Hey, remember back in August when we last noted California having set a record for the amount of utility-scale solar feeding into the state's power grid? Well, the dark and shortening days of the coming winter haven't slowed the state's momentum, because we just blew past that August record, and a subsequent on set the month after.
At just after noon on Saturday, November 30 the state's utility-scale solar panel arrays were feeding 2,626 megawatts of power into the California grid. That's a fair bit above last record we noted -- 2,573 megawatts on August 9 -- and it also breezes past 2,606 megawatts on September 12.

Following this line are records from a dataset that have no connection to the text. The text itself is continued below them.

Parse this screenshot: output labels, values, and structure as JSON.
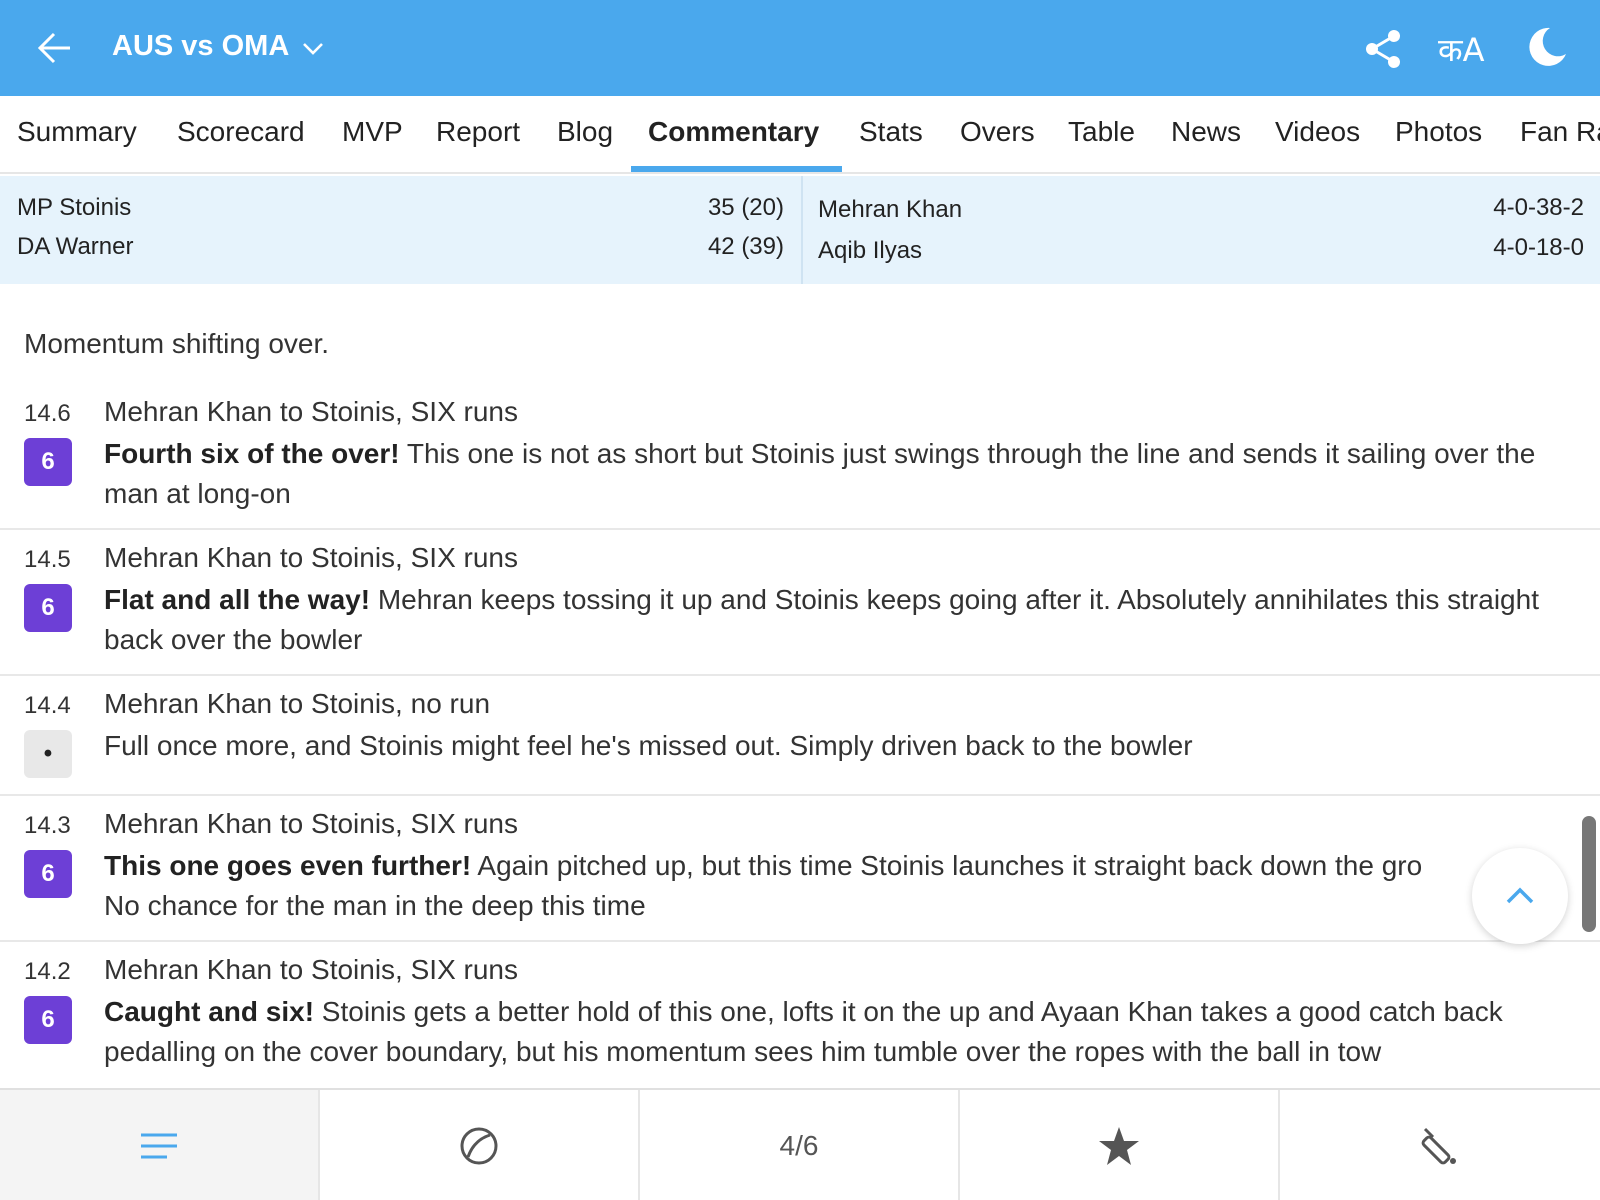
{
  "header": {
    "title": "AUS vs OMA",
    "lang_label": "कA",
    "colors": {
      "bar": "#4aa8ed",
      "active_tab": "#4aa8ed",
      "six_badge": "#6d3fd6"
    }
  },
  "tabs": [
    {
      "label": "Summary"
    },
    {
      "label": "Scorecard"
    },
    {
      "label": "MVP"
    },
    {
      "label": "Report"
    },
    {
      "label": "Blog"
    },
    {
      "label": "Commentary",
      "active": true
    },
    {
      "label": "Stats"
    },
    {
      "label": "Overs"
    },
    {
      "label": "Table"
    },
    {
      "label": "News"
    },
    {
      "label": "Videos"
    },
    {
      "label": "Photos"
    },
    {
      "label": "Fan Ra"
    }
  ],
  "batters": [
    {
      "name": "MP Stoinis",
      "score": "35 (20)"
    },
    {
      "name": "DA Warner",
      "score": "42 (39)"
    }
  ],
  "bowlers": [
    {
      "name": "Mehran Khan",
      "figures": "4-0-38-2"
    },
    {
      "name": "Aqib Ilyas",
      "figures": "4-0-18-0"
    }
  ],
  "intro": "Momentum shifting over.",
  "balls": [
    {
      "over": "14.6",
      "badge": "6",
      "headline": "Mehran Khan to Stoinis, SIX runs",
      "bold": "Fourth six of the over!",
      "text": " This one is not as short but Stoinis just swings through the line and sends it sailing over the man at long-on"
    },
    {
      "over": "14.5",
      "badge": "6",
      "headline": "Mehran Khan to Stoinis, SIX runs",
      "bold": "Flat and all the way!",
      "text": " Mehran keeps tossing it up and Stoinis keeps going after it. Absolutely annihilates this straight back over the bowler"
    },
    {
      "over": "14.4",
      "badge": "•",
      "headline": "Mehran Khan to Stoinis, no run",
      "bold": "",
      "text": "Full once more, and Stoinis might feel he's missed out. Simply driven back to the bowler"
    },
    {
      "over": "14.3",
      "badge": "6",
      "headline": "Mehran Khan to Stoinis, SIX runs",
      "bold": "This one goes even further!",
      "text": " Again pitched up, but this time Stoinis launches it straight back down the gro",
      "text2": "No chance for the man in the deep this time"
    },
    {
      "over": "14.2",
      "badge": "6",
      "headline": "Mehran Khan to Stoinis, SIX runs",
      "bold": "Caught and six!",
      "text": " Stoinis gets a better hold of this one, lofts it on the up and Ayaan Khan takes a good catch back pedalling on the cover boundary, but his momentum sees him tumble over the ropes with the ball in tow"
    }
  ],
  "bottom_nav": {
    "page_indicator": "4/6",
    "icons": [
      "menu-icon",
      "ball-icon",
      "page-indicator",
      "star-icon",
      "bat-icon"
    ]
  }
}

As far as we can tell, that's the biggest output for the state's wholesale solar panels since tracking began. But the California grid's record for all solar electricity, including solar thermal, may actually have been broken about a month ago.

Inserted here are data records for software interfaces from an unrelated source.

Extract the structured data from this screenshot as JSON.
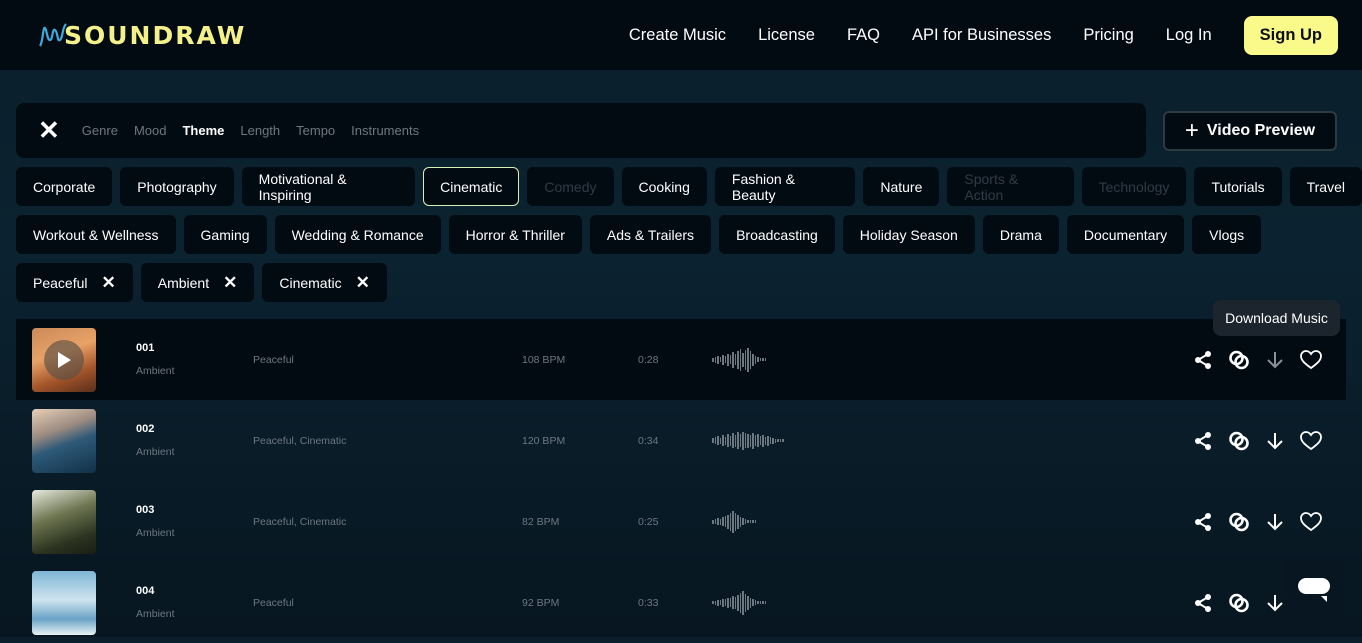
{
  "nav": {
    "logo": "SOUNDRAW",
    "links": [
      "Create Music",
      "License",
      "FAQ",
      "API for Businesses",
      "Pricing",
      "Log In"
    ],
    "signup": "Sign Up"
  },
  "filters": {
    "tabs": [
      "Genre",
      "Mood",
      "Theme",
      "Length",
      "Tempo",
      "Instruments"
    ],
    "active": "Theme",
    "video_preview": "Video Preview"
  },
  "themes": {
    "row1": [
      {
        "label": "Corporate"
      },
      {
        "label": "Photography"
      },
      {
        "label": "Motivational & Inspiring"
      },
      {
        "label": "Cinematic",
        "selected": true
      },
      {
        "label": "Comedy",
        "disabled": true
      },
      {
        "label": "Cooking"
      },
      {
        "label": "Fashion & Beauty"
      },
      {
        "label": "Nature"
      },
      {
        "label": "Sports & Action",
        "disabled": true
      },
      {
        "label": "Technology",
        "disabled": true
      },
      {
        "label": "Tutorials"
      },
      {
        "label": "Travel"
      }
    ],
    "row2": [
      {
        "label": "Workout & Wellness"
      },
      {
        "label": "Gaming"
      },
      {
        "label": "Wedding & Romance"
      },
      {
        "label": "Horror & Thriller"
      },
      {
        "label": "Ads & Trailers"
      },
      {
        "label": "Broadcasting"
      },
      {
        "label": "Holiday Season"
      },
      {
        "label": "Drama"
      },
      {
        "label": "Documentary"
      },
      {
        "label": "Vlogs"
      }
    ]
  },
  "active_filters": [
    "Peaceful",
    "Ambient",
    "Cinematic"
  ],
  "tooltip": "Download Music",
  "tracks": [
    {
      "title": "001",
      "genre": "Ambient",
      "tags": "Peaceful",
      "bpm": "108 BPM",
      "duration": "0:28"
    },
    {
      "title": "002",
      "genre": "Ambient",
      "tags": "Peaceful, Cinematic",
      "bpm": "120 BPM",
      "duration": "0:34"
    },
    {
      "title": "003",
      "genre": "Ambient",
      "tags": "Peaceful, Cinematic",
      "bpm": "82 BPM",
      "duration": "0:25"
    },
    {
      "title": "004",
      "genre": "Ambient",
      "tags": "Peaceful",
      "bpm": "92 BPM",
      "duration": "0:33"
    }
  ],
  "colors": {
    "accent": "#fafa8a",
    "background": "#0b2230",
    "panel": "#030b12"
  }
}
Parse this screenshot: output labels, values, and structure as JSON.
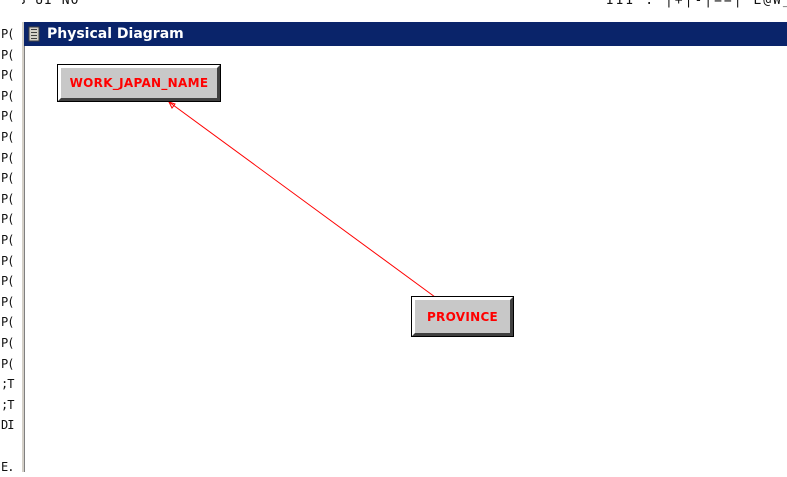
{
  "background_app": {
    "top_left_text": "'UB UI NO",
    "top_right_text": "III : |+|-|==| L@W_UL UP",
    "left_rows": [
      "P(",
      "P(",
      "P(",
      "P(",
      "P(",
      "P(",
      "P(",
      "P(",
      "P(",
      "P(",
      "P(",
      "P(",
      "P(",
      "P(",
      "P(",
      "P(",
      "P(",
      ";T",
      ";T",
      "DI",
      "",
      "E."
    ]
  },
  "window": {
    "title": "Physical Diagram",
    "icon": "document-icon",
    "titlebar_color": "#0a246a"
  },
  "diagram": {
    "entities": [
      {
        "name": "WORK_JAPAN_NAME"
      },
      {
        "name": "PROVINCE"
      }
    ],
    "relationship": {
      "from": "PROVINCE",
      "to": "WORK_JAPAN_NAME",
      "color": "#ff0000"
    }
  }
}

The California Independent System Operator (CaISO), which runs the power grid for most of the state and part of Nevada, now tracks photovoltaic and solar thermal separately. The state's solar thermal facilities seem to have slept in on Saturday: when the state's photovoltaic panels reached their peak output at 12:10 p.m., California solar thermal facilities were only putting about two or three megawatts into the grid. They'd peak later in the day, putting 144 megawatts of juice into the grid at 3:08 pm.
On November 6, though, the state's utility-scale solar panels and solar thermal facilities were working in closer sync. Just after 11 a.m. that Wednesday morning, CaISO recorded its photovoltaic panel output peaking at 2,609 megawatts. The state's solar thermal facilities had peaked for the day a couple hours earlier, at 181 megawatts. By 11:00 a.m. they were putting out significantly less, at 159 megawatts. Assuming that their production didn't fall too much in the next five minutes, that'd mean somewhere between 2,735 and 2,740 megawatts of total solar flowing into California's grid at the time -- well over the September record.

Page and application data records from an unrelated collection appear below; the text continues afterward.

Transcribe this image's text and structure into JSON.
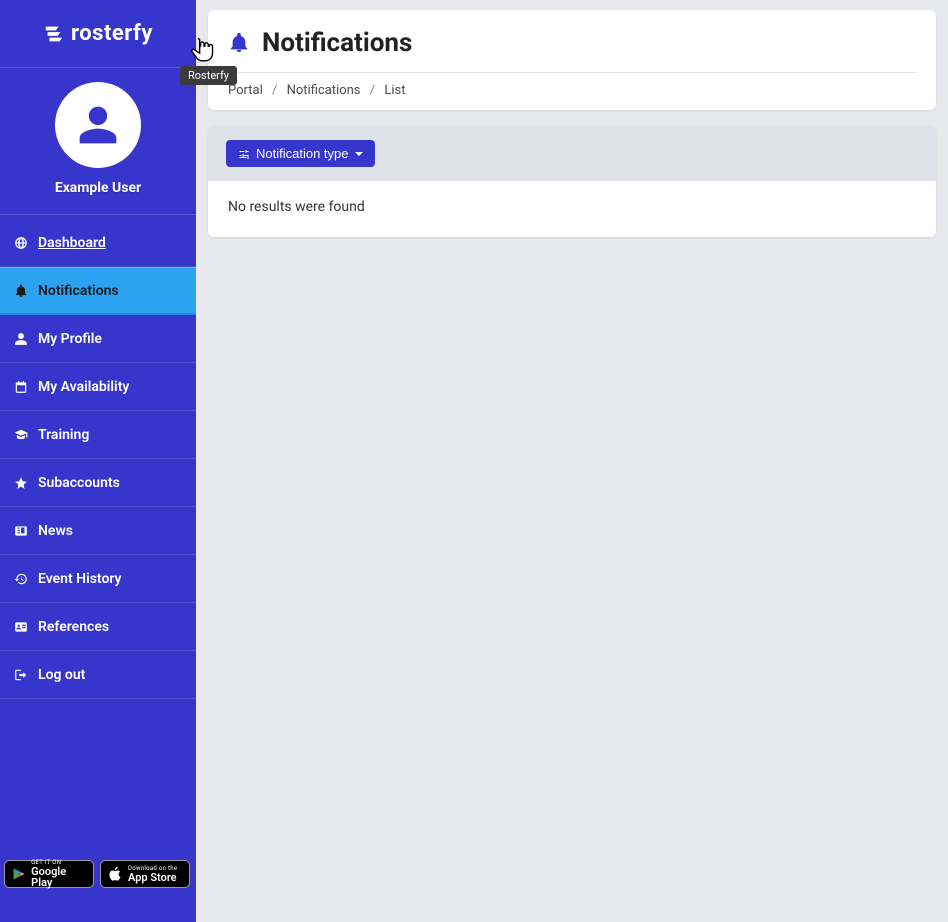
{
  "brand": {
    "name": "rosterfy",
    "tooltip": "Rosterfy"
  },
  "user": {
    "name": "Example User"
  },
  "sidebar": {
    "items": [
      {
        "id": "dashboard",
        "label": "Dashboard",
        "active": false
      },
      {
        "id": "notifications",
        "label": "Notifications",
        "active": true
      },
      {
        "id": "my-profile",
        "label": "My Profile",
        "active": false
      },
      {
        "id": "my-availability",
        "label": "My Availability",
        "active": false
      },
      {
        "id": "training",
        "label": "Training",
        "active": false
      },
      {
        "id": "subaccounts",
        "label": "Subaccounts",
        "active": false
      },
      {
        "id": "news",
        "label": "News",
        "active": false
      },
      {
        "id": "event-history",
        "label": "Event History",
        "active": false
      },
      {
        "id": "references",
        "label": "References",
        "active": false
      },
      {
        "id": "logout",
        "label": "Log out",
        "active": false
      }
    ]
  },
  "store": {
    "google": {
      "top": "GET IT ON",
      "bot": "Google Play"
    },
    "apple": {
      "top": "Download on the",
      "bot": "App Store"
    }
  },
  "page": {
    "title": "Notifications"
  },
  "breadcrumb": {
    "portal": "Portal",
    "notifications": "Notifications",
    "list": "List"
  },
  "filter": {
    "label": "Notification type"
  },
  "results": {
    "empty": "No results were found"
  }
}
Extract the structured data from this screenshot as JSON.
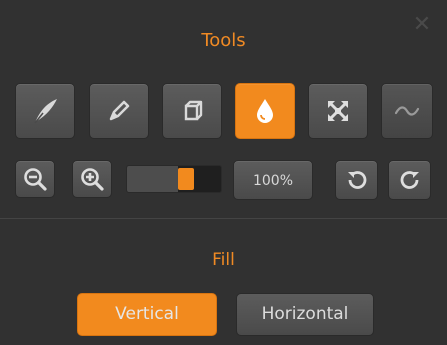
{
  "panel": {
    "title": "Tools",
    "close_icon": "close-icon"
  },
  "tools": [
    {
      "name": "feather-brush",
      "icon": "feather-icon",
      "active": false
    },
    {
      "name": "pencil",
      "icon": "pencil-icon",
      "active": false
    },
    {
      "name": "eraser",
      "icon": "eraser-icon",
      "active": false
    },
    {
      "name": "fill",
      "icon": "drop-icon",
      "active": true
    },
    {
      "name": "transform",
      "icon": "expand-arrows-icon",
      "active": false
    },
    {
      "name": "smudge",
      "icon": "tilde-icon",
      "active": false
    }
  ],
  "zoom": {
    "percent": "100%",
    "slider_value": 0.65
  },
  "fill": {
    "section_label": "Fill",
    "vertical_label": "Vertical",
    "horizontal_label": "Horizontal",
    "selected": "Vertical"
  },
  "colors": {
    "accent": "#f28a1e",
    "panel": "#313131"
  }
}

That's significant because the sun's much lower in the sky in November than it is in August and September. The lower the winter sun gets, the greater an angle at which it strikes us -- meaning that the insolation (solar energy per square meter of surface) is a lot lower. And winter sunlight's traveling through more of the atmosphere to reach us doesn't help. In San Francisco, for example, the solar insolation -- the amount of solar energy striking each square meter of surface -- is about a third less between November and April what it is from May through October.
Which all means that the state has built enough new utility-scale solar to reach those peaks even with less solar energy than we had in August and September.
Those are peak outputs, of course. The total amount of solar power produced depends on the number of hours over which the solar facilities operate, and those hours are less during the short days of winter. In that important respect, that record-setting August 9 still stands proud: the state's solar facilities pumped 23,130 megawatt-hours of power into the CaISO grid, compared to 21,159 on subsequent record--setting day September 12, 19,376 on November 6, and a measly 16,386 on November 30.
Also worth keeping in mind, as always, is the fact that these records only count solar generation on the far side of the electric meter. Net metered rooftop solar, or solar panels that power parts of California not connected to CaISO's grid, are not counted in these reckonings. As of November 27, according to the California Solar Statistics website, 1,888 megawatts' worth of net metered and similar generating capacity was hooked up on the side of California's electric meters where CaISO can't see it. That means it's very likely that at least 1,000 megawatts more solar power was actually being generated and used in California last Saturday just after noon than CaISO can track. The state might actually have been generating something like 3,600-4,000 megawatts of solar power at noon Saturday.
And we can't help but point out once again that California's solar power production lags well behind relatively gloomy Germany, which recently peaked at around 24 gigawatts of solar output on July 21 at 3:00 in the local p.m. 24 gigawatts is 24,000 megawatts. That July 21 German output is a bit more than nine times California's peak on Saturday, and Germany has continued to build capacity since July.
Still, it's something to strive for: and three weeks from now when the days start getting longer in the Golden State, that'll only help.